** Provided records **
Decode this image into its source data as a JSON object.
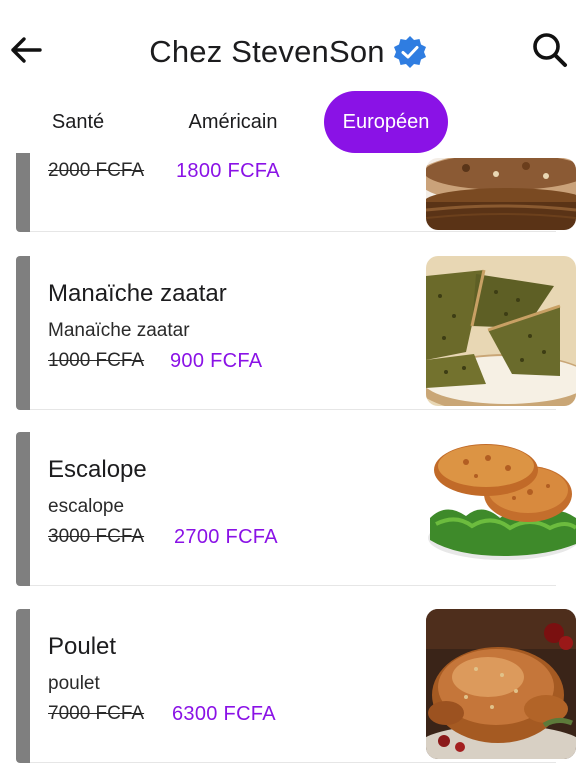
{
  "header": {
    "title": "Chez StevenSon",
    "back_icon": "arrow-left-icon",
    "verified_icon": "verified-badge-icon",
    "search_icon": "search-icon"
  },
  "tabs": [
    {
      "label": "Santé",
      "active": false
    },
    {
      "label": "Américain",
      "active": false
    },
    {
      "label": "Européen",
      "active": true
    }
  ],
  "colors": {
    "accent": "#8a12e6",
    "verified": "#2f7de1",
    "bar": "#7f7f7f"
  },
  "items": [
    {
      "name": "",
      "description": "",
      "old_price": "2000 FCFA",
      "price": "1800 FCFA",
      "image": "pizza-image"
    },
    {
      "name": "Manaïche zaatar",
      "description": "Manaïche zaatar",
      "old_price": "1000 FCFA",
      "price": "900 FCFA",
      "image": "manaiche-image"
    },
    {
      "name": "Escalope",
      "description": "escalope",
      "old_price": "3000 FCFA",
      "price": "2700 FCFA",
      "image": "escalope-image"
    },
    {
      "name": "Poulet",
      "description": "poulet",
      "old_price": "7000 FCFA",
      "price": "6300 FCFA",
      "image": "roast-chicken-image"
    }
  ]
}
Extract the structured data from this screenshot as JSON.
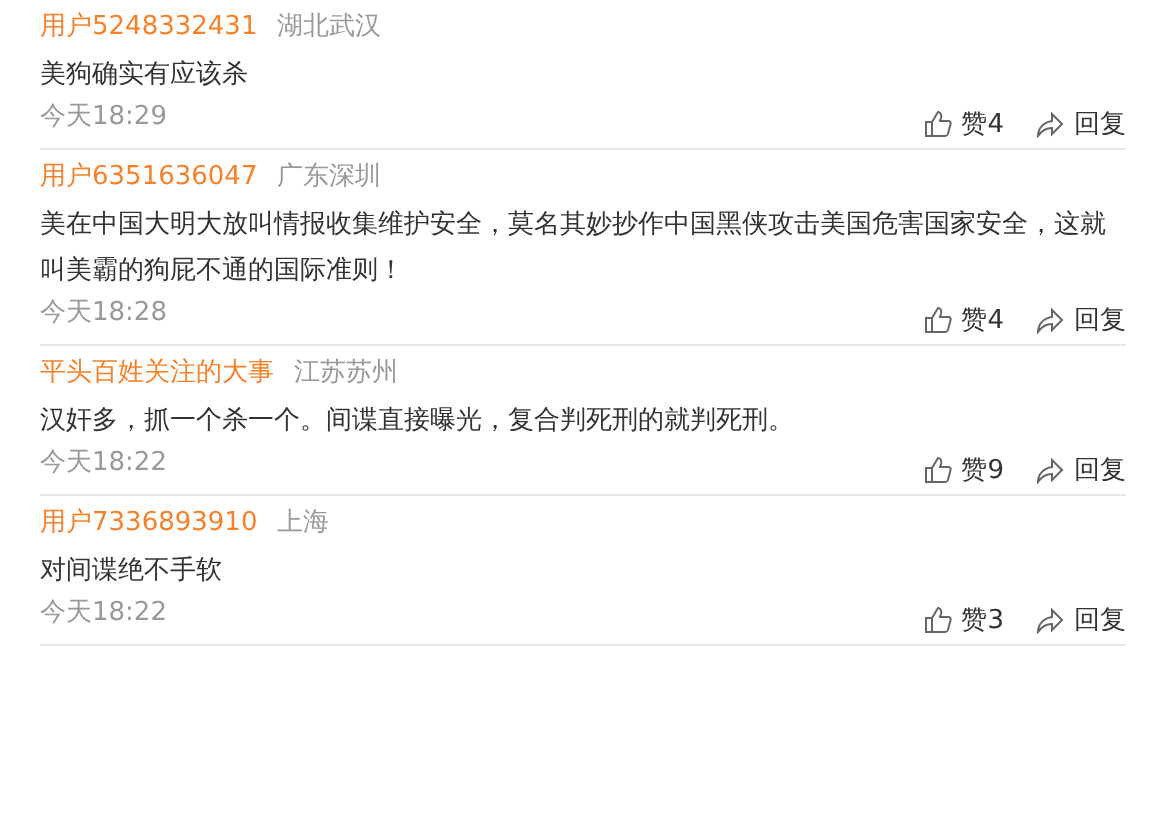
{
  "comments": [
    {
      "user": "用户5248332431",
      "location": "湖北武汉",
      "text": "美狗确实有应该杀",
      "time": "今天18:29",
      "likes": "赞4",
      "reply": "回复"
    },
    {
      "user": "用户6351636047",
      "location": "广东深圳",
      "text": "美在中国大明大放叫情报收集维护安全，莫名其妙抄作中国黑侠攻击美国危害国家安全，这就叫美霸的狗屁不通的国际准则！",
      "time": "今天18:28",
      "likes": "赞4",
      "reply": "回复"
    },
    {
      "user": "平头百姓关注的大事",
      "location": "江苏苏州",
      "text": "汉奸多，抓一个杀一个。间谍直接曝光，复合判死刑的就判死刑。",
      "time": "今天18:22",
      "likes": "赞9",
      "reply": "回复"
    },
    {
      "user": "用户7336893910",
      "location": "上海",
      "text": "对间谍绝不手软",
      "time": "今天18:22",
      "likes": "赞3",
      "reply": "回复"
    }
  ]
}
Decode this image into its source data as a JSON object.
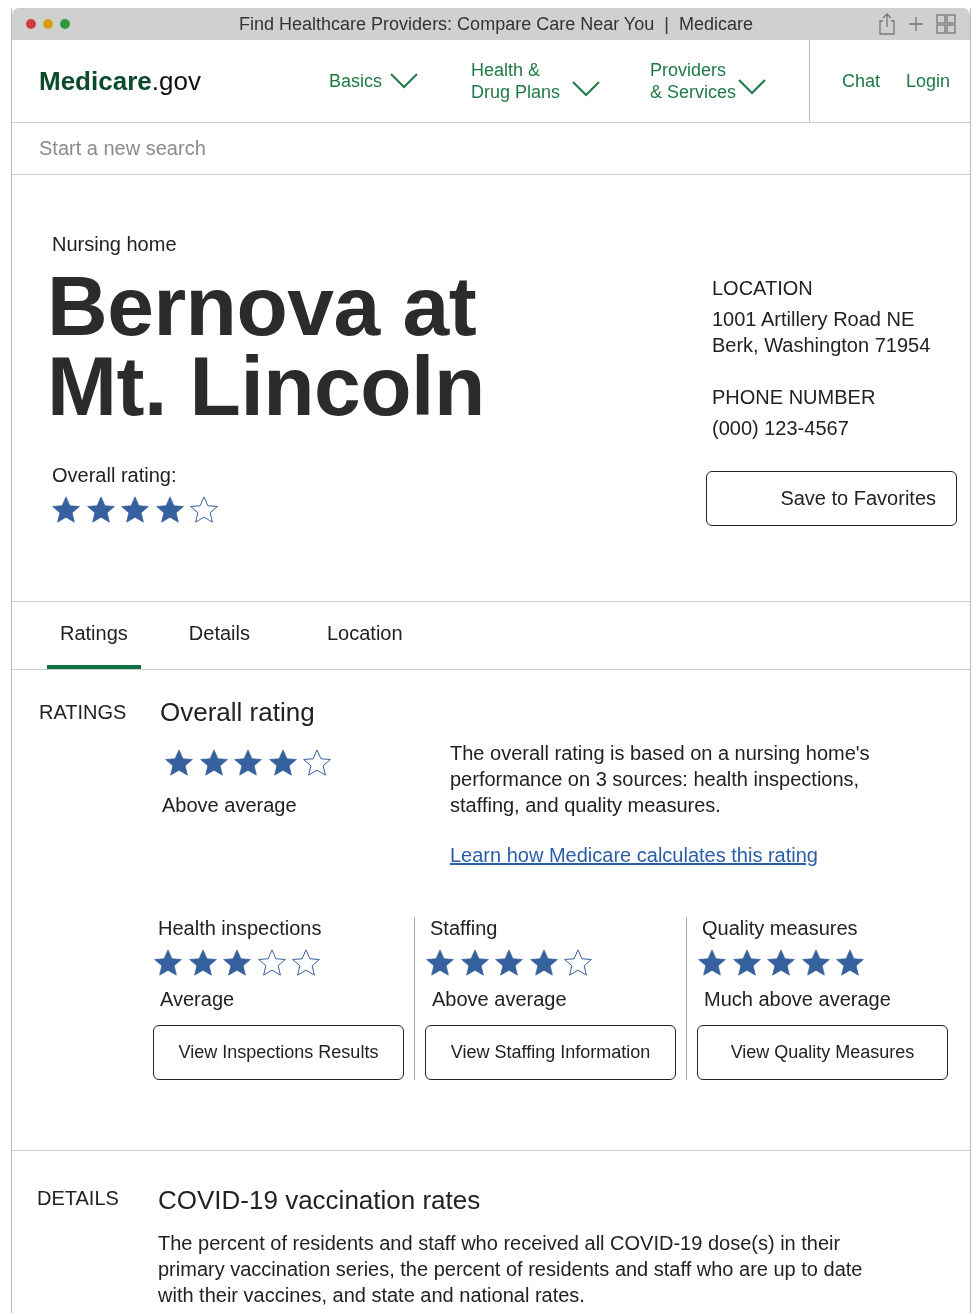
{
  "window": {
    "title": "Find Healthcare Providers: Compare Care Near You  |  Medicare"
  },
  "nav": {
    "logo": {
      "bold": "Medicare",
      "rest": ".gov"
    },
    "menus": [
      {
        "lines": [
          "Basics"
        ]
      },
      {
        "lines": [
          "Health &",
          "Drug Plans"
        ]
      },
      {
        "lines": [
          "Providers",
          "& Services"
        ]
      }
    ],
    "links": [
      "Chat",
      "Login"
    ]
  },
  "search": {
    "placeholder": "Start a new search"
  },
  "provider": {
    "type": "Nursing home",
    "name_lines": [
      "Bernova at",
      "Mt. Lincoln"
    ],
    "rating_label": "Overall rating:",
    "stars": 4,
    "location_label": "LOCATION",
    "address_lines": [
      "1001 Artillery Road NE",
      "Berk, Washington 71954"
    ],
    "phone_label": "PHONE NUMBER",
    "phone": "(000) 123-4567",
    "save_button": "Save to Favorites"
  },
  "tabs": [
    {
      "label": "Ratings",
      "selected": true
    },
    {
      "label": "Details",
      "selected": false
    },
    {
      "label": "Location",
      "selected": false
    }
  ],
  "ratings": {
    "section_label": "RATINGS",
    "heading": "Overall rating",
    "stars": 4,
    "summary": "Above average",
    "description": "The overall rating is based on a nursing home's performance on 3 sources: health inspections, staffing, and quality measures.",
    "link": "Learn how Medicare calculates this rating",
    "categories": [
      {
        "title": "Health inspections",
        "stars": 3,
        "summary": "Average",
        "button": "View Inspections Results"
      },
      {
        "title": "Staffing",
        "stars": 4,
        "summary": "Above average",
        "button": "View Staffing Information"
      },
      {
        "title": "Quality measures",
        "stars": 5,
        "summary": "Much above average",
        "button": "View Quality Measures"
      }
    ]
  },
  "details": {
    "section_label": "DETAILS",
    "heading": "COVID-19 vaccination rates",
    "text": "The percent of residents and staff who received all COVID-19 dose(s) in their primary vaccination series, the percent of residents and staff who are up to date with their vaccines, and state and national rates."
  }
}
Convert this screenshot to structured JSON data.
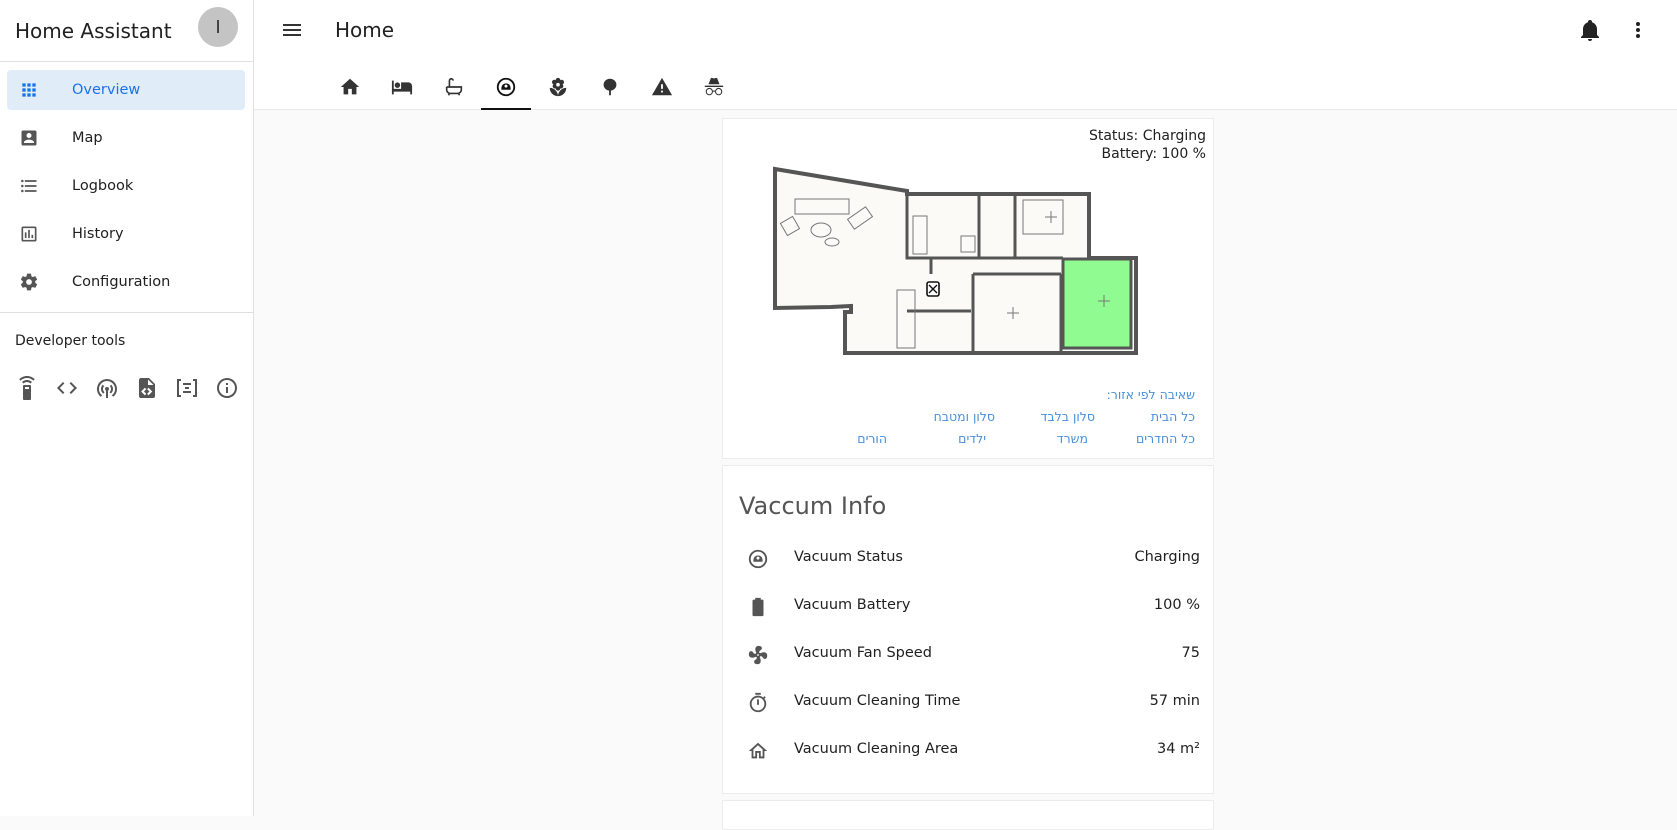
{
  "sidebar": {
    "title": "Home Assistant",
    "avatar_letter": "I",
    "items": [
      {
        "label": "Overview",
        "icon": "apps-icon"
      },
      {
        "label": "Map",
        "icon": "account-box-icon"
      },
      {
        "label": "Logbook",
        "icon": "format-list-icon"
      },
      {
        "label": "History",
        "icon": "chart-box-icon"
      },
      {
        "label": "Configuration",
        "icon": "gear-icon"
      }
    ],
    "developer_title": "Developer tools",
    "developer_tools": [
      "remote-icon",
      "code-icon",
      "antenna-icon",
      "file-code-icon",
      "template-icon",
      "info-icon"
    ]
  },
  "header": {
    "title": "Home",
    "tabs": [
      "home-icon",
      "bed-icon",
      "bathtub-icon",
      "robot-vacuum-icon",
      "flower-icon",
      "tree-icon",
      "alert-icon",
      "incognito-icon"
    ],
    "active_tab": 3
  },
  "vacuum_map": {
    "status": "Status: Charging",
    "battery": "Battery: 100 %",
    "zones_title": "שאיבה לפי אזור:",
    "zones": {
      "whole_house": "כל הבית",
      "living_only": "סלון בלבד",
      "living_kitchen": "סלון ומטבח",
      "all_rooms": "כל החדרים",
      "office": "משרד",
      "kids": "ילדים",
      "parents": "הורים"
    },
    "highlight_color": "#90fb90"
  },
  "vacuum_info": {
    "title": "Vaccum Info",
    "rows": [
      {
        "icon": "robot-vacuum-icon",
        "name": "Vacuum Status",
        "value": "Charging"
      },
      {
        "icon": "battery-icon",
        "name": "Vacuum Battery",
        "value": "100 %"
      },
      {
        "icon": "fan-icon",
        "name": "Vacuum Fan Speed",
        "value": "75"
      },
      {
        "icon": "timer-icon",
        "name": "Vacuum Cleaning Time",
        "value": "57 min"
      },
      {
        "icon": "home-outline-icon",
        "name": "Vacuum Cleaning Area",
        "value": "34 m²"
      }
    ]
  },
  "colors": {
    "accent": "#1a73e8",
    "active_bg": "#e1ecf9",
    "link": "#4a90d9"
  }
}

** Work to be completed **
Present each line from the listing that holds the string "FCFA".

** Task answer **
      "old_price": "2000 FCFA",
      "price": "1800 FCFA",
      "old_price": "1000 FCFA",
      "price": "900 FCFA",
      "old_price": "3000 FCFA",
      "price": "2700 FCFA",
      "old_price": "7000 FCFA",
      "price": "6300 FCFA",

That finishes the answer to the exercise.